Locals mourn loss, reflect on legacy of icon


LAWRENCEVILLE - Robbie Susan Moore lost a role model Tuesday.

As a black woman, she emulated the quiet grace of Coretta Scott King, wife of the famed leader of the civil rights movement, the Rev. Martin Luther King Jr.

As the head of Gwinnett's United Ebony Society, Moore looked at King as a model for courage.

"We have a lot to celebrate because of the legacy she left behind," Moore said of King, who died early Tuesday.

Across the country today, people will begin to celebrate Black History Month and the Kings' contribution to it.

Moore said the organization may place a black ribbon around a King photo in the displays to express grief over the matriarch of the movement's death.

"We want people to know how sad our hearts are but how glad we are that God gave us the gift of the Kings," she said. "We are saddened by this, but we have to look to the future."

Melvin Buchanan, a member of the Duluth Civitan Club, said his thoughts were on the future Tuesday as well.

"What we have to do now is pick up from where she inspired us," he said. "There's a lot to build on. It would be a dishonor to her if we didn't move forward."

The Rev. John Stewart Jr. said he was saddened upon hearing the news of King's death Tuesday morning.

Stewart, president of the Gwinnett branch of the National Association for the Advancement of Colored People, had met King several times while working as the human resources director for the Hyatt hotel in Atlanta, where the annual King dinner is held.

"My recollection of her was a person who loved excellence, who had high expectations of herself and others around her," Stewart said. "You see her picture in the paper, she seems like a woman who is very dignified and very proud, and she is, but she is very warm as a human being."

Stewart said community members should not mourn King's death, but instead celebrate her great life.

"Because of the life that she and her husband lived, people can live in Gwinnett County and they can pursue the opportunities that they would not have had the opportunities to pursue," Stewart said.

"The challenges today are a lot different than they were say 40 years ago.
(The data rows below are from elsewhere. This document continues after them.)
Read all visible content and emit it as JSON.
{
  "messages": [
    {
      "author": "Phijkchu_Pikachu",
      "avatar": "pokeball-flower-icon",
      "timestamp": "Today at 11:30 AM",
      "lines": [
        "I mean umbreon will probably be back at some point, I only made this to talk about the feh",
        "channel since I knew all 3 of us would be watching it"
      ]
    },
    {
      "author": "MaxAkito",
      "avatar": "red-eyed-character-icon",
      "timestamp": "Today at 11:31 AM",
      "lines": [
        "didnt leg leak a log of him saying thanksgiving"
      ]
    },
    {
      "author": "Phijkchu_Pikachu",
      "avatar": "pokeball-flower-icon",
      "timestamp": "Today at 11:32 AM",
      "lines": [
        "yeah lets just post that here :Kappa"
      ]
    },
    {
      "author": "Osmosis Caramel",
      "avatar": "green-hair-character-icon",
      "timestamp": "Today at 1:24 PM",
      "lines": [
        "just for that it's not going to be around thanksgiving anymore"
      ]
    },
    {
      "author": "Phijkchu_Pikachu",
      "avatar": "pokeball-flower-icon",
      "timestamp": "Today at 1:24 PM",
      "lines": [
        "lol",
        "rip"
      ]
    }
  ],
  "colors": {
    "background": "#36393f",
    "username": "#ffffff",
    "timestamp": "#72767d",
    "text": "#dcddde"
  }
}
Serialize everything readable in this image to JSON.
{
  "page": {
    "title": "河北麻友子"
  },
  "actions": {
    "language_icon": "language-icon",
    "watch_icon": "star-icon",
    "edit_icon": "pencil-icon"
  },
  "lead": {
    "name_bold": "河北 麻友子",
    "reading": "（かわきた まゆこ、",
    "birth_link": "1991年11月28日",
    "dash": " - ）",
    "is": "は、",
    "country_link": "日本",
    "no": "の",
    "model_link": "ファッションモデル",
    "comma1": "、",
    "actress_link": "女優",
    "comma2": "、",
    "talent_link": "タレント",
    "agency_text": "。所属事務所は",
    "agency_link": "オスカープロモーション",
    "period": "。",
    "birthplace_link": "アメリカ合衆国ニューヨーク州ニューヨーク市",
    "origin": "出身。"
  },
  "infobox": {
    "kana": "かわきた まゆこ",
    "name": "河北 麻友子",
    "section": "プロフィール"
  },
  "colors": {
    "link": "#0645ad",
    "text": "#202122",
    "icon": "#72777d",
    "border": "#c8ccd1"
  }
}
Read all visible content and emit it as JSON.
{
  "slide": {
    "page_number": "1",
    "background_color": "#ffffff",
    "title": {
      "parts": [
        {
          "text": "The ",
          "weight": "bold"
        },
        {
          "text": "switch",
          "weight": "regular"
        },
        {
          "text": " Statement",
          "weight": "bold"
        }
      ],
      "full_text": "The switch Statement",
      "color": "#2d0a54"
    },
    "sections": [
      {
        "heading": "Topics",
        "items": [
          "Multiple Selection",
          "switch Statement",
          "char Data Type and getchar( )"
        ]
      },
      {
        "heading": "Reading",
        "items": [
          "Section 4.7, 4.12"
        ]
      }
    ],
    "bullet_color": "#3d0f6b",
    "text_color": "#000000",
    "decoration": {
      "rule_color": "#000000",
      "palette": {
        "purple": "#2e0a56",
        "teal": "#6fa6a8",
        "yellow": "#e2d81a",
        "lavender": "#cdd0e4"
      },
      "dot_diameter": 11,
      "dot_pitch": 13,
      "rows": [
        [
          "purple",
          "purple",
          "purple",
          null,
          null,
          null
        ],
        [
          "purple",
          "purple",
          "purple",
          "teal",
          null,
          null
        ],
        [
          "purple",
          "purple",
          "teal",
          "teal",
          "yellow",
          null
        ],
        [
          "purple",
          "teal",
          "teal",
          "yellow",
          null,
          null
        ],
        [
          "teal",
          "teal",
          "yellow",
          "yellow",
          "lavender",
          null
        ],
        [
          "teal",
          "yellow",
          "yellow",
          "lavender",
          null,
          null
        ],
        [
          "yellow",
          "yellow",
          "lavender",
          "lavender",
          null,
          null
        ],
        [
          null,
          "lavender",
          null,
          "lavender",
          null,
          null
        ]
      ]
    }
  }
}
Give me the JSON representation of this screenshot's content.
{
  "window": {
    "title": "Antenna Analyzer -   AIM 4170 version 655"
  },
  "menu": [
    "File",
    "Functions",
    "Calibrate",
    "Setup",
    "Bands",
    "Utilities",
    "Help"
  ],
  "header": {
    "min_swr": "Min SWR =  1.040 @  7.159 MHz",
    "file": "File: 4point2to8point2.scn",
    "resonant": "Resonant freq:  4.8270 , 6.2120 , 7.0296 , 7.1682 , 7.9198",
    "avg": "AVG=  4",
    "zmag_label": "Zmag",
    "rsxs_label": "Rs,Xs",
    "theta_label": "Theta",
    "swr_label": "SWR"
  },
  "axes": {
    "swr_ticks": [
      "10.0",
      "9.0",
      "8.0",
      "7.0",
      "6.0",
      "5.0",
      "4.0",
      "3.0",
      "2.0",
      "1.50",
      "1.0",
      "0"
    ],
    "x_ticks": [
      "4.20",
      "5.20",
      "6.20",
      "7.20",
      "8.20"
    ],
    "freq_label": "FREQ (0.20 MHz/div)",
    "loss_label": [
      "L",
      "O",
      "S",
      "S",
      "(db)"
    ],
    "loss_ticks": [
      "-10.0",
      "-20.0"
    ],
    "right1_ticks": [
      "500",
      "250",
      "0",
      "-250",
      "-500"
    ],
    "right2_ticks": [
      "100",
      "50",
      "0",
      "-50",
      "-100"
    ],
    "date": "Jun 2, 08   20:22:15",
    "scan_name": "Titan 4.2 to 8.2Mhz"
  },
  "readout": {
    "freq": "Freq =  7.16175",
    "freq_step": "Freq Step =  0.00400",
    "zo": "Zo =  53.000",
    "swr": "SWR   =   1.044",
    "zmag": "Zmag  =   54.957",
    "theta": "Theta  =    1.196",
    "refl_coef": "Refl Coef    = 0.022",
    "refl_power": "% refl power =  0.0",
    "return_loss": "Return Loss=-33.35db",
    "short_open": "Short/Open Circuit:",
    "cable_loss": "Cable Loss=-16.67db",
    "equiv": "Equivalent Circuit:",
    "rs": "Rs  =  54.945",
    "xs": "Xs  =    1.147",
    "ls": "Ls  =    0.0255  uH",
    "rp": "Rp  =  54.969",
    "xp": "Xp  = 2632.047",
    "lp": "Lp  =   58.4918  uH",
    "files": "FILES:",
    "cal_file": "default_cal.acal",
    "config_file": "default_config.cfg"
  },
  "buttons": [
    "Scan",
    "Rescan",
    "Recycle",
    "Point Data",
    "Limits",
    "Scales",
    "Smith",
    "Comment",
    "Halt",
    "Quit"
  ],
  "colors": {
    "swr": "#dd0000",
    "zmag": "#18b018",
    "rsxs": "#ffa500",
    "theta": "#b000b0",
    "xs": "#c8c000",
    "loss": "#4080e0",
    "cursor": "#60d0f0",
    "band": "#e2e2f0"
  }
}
There is not the overt oppression and racism. The challenge now is for people to pursue the opportunities that really are available to them and work together toward a society that is free of violence, where people can work together across religious or racial differences."

Stewart said it was too soon Tuesday to know whether any special memorials would be planned for King locally.